Marissa Meyer: 43:02
But, well, that was not very lightning roundish, but I always appreciate the recommended story. Obsessed even like rounds, click to ramble. Very last question. Where can people find you? Oh,
Caleb Roehrig: 43:16
okay. So please look for me on Twitter. My handle is Micaela Eric and I k a l e b r o e h r i g on instagram. I am Caleb. Rare ago. One word C a l e b r o e h r i g And my website is Talavera Duck.
Marissa Meyer: 43:35

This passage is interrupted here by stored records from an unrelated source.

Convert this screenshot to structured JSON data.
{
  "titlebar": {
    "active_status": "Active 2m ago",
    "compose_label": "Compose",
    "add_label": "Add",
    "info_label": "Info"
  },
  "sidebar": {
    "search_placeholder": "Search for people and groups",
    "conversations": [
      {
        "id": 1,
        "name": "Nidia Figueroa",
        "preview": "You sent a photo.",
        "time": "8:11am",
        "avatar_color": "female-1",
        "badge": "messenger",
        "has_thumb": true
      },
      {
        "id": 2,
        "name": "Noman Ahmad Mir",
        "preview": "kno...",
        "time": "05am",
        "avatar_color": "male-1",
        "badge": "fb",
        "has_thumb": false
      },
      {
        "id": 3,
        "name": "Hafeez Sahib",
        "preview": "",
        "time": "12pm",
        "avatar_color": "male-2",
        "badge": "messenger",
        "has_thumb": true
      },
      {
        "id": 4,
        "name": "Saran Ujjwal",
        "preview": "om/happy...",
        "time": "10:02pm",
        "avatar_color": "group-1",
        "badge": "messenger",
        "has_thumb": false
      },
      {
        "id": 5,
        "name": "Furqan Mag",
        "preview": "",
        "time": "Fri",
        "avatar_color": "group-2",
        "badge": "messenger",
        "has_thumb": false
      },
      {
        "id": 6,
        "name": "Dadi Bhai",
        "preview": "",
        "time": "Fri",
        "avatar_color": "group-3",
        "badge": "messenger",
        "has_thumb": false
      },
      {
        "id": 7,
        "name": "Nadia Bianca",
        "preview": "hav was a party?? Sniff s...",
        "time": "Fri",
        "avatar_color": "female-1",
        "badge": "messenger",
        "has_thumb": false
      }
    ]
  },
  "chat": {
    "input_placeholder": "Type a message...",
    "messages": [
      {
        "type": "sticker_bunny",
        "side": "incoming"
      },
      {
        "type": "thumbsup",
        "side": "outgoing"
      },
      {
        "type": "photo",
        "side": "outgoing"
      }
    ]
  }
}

Awesome. Thank you so much for joining me today. K live. It was so much fun to talk to you. Yeah. Thank you for having me. This was really fun of my pleasure. Any time you want to. Come on. Um, would be happy to chat on. And you have so many things coming out. So we'll have to do this again. Definitely. Um, Raiders definitely. Check out Caleb's newest of where will in Riverdale, which is out now. Or you can pre order the fell of dark on. Of course, we always encourage you supporting your local indie bookstore. If you can please make sure to subscribe to this podcast. Um or you can follow me on Instagram at Marisa Meyer. Author. Ah, you can also email me at my website, marissa Mayer dot com and let me know what author you would most like me to talk to in a future episode. Thanks so much for listening until next time. I hope you guys air staying healthy. Ah, stay cozy in your bunkers and please try your best to make someone else's day a little bit.